Action item:
Filter the listing down to the lines containing the word "empty".

Provided information:
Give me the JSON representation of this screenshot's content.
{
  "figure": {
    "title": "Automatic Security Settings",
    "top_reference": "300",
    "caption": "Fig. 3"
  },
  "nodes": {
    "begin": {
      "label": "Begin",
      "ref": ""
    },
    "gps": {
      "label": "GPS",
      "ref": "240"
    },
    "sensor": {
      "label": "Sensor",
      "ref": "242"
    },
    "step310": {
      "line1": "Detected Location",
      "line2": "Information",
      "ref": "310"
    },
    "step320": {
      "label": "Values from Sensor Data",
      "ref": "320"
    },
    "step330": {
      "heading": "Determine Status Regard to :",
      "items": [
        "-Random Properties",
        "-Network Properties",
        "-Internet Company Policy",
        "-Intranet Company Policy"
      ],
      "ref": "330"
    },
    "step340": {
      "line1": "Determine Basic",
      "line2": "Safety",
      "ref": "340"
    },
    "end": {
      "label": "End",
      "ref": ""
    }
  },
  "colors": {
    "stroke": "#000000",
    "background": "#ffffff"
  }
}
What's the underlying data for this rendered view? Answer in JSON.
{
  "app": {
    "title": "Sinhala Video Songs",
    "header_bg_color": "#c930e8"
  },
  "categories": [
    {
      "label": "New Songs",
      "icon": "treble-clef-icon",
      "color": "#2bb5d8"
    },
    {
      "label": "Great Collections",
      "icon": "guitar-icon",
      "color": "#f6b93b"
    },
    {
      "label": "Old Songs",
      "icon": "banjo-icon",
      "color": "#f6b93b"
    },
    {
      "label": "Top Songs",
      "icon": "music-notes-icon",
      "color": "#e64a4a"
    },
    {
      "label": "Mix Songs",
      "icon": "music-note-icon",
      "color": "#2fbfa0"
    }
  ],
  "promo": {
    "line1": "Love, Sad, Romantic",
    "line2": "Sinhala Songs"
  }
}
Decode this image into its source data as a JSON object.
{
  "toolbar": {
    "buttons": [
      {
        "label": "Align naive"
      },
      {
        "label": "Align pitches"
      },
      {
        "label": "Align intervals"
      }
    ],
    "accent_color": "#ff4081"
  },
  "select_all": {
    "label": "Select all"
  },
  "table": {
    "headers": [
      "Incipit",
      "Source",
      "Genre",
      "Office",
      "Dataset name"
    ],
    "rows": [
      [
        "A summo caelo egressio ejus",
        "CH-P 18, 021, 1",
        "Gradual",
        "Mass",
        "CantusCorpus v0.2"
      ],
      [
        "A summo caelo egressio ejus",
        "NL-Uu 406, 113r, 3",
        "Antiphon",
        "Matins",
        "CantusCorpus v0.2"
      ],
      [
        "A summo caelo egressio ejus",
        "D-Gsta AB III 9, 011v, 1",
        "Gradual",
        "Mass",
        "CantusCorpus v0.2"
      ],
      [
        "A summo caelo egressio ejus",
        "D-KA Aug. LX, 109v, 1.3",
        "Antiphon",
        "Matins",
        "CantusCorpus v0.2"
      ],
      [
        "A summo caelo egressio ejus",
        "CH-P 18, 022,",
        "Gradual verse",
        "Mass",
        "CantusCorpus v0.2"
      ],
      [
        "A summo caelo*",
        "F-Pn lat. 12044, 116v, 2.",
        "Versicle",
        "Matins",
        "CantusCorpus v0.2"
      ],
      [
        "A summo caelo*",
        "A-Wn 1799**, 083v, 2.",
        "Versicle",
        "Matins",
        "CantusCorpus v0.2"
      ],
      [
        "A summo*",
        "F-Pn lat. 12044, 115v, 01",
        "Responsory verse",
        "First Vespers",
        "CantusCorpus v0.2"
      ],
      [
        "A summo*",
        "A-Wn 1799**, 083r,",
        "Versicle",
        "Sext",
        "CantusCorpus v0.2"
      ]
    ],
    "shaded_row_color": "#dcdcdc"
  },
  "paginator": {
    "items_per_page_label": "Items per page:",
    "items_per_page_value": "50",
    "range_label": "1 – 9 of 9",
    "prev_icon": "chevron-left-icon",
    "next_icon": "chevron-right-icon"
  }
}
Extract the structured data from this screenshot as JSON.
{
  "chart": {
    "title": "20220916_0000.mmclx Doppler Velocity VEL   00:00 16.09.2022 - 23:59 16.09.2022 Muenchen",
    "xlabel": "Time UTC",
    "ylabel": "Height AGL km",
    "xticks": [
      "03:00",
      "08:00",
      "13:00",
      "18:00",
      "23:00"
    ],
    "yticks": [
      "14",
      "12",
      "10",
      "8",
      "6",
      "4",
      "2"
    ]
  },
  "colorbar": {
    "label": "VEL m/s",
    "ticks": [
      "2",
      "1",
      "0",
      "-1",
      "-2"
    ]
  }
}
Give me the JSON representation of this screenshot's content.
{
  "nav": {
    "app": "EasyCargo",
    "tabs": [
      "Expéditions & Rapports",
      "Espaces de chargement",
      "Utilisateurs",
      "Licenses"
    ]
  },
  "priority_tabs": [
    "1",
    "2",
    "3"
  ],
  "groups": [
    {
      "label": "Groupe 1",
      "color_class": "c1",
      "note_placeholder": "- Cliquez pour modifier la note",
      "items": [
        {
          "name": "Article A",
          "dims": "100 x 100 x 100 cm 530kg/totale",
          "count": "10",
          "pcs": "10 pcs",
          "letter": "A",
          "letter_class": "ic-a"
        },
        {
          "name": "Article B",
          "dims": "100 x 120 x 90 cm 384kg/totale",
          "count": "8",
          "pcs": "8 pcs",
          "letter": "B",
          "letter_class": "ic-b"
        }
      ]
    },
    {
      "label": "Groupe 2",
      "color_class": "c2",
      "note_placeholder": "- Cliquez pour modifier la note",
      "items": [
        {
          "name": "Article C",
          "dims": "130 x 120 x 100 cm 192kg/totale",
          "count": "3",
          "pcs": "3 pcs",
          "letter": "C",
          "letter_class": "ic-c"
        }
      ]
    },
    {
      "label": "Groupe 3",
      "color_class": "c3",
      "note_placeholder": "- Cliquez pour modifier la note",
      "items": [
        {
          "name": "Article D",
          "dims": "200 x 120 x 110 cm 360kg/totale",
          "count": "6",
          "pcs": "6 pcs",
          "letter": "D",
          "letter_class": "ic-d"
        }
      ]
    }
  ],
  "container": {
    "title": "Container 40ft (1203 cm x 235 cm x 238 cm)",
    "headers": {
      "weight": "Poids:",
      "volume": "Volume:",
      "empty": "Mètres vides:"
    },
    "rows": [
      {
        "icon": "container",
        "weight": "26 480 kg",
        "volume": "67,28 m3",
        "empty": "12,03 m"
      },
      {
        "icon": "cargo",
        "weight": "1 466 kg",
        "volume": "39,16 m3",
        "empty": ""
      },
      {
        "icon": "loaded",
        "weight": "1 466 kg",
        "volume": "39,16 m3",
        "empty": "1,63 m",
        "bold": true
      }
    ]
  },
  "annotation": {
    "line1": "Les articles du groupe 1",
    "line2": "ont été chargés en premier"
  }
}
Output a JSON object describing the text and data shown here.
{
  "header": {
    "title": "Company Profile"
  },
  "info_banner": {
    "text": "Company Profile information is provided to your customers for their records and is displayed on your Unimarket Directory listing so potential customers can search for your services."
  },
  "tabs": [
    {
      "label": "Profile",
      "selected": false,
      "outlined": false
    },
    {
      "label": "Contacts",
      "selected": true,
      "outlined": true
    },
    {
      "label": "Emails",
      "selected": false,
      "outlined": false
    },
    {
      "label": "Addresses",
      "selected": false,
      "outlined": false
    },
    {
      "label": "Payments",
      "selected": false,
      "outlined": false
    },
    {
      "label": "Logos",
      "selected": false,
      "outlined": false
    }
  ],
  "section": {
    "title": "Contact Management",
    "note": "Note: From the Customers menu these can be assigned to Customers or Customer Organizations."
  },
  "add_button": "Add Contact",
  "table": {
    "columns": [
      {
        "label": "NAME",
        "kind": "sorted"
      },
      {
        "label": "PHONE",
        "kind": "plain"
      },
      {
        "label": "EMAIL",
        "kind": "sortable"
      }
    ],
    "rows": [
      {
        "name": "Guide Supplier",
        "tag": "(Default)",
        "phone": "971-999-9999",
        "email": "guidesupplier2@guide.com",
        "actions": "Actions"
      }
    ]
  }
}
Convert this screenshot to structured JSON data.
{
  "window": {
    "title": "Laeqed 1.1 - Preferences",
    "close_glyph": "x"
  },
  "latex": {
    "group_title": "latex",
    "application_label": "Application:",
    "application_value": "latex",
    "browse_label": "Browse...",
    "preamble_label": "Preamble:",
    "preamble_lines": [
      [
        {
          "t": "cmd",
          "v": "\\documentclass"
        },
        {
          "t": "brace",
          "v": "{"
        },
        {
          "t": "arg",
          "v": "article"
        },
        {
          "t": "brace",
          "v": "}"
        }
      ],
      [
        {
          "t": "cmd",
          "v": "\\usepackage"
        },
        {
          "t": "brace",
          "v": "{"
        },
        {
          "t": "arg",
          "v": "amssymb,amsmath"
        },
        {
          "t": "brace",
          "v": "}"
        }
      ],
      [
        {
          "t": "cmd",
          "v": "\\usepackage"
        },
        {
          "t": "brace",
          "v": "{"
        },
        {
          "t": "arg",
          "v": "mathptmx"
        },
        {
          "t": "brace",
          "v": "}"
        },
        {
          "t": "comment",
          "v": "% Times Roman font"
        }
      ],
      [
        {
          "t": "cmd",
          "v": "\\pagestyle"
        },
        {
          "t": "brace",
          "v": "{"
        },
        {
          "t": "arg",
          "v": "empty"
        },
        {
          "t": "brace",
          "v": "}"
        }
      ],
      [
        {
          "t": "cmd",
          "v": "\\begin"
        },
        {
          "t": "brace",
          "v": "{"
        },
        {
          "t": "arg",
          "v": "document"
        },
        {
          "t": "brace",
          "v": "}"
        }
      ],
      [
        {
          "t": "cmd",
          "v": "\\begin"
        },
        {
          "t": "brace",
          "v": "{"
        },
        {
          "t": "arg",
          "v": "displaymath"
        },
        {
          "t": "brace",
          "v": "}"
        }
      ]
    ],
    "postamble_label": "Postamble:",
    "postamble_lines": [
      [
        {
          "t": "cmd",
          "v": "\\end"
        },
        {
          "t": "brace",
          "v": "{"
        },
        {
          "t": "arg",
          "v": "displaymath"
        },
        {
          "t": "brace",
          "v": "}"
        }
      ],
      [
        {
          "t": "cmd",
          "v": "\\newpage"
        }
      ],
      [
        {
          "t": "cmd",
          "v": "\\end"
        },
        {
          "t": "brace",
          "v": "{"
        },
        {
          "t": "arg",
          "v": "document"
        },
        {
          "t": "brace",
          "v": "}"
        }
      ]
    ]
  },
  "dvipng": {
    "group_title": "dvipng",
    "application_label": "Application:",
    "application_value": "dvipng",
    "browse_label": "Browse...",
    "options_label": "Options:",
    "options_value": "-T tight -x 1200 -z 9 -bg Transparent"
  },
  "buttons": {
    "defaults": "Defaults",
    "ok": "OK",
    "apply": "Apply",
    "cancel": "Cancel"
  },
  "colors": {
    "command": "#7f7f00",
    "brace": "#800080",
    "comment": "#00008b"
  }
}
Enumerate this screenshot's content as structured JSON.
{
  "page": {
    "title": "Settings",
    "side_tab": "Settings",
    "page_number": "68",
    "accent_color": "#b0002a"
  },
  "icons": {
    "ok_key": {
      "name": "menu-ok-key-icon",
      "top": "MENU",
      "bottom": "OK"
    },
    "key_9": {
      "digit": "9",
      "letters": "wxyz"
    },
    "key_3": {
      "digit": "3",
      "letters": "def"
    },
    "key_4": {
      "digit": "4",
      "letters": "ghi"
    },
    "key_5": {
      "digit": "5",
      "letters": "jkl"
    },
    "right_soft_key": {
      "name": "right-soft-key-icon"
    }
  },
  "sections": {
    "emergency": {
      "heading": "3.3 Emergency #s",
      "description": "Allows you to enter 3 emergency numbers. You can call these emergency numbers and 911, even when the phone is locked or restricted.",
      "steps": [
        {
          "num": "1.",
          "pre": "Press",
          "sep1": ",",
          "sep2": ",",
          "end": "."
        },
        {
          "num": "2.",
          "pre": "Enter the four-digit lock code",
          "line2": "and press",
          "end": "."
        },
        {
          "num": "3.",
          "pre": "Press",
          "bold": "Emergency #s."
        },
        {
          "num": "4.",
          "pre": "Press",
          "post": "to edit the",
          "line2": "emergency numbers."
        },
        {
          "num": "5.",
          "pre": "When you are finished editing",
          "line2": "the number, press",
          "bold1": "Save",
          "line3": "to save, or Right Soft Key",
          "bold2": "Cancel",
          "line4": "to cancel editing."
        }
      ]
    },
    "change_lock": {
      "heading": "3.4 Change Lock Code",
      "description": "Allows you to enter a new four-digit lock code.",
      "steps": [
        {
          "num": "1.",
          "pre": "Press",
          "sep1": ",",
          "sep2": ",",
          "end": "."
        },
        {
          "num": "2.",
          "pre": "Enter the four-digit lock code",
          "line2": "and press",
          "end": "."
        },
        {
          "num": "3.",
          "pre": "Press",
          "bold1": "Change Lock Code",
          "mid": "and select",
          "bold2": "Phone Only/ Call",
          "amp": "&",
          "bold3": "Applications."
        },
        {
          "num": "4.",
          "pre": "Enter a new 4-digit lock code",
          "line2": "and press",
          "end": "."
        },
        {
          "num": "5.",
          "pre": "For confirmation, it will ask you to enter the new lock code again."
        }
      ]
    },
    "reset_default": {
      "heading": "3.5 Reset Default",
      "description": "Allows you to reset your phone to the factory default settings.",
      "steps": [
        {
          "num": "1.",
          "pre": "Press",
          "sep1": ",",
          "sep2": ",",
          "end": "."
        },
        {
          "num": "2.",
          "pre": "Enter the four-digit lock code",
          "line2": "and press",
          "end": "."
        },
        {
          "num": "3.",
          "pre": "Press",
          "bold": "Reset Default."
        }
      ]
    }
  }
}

Response:
      "empty": "Mètres vides:"
        "empty": "12,03 m"
        "empty": ""
        "empty": "1,63 m",
          "v": "empty"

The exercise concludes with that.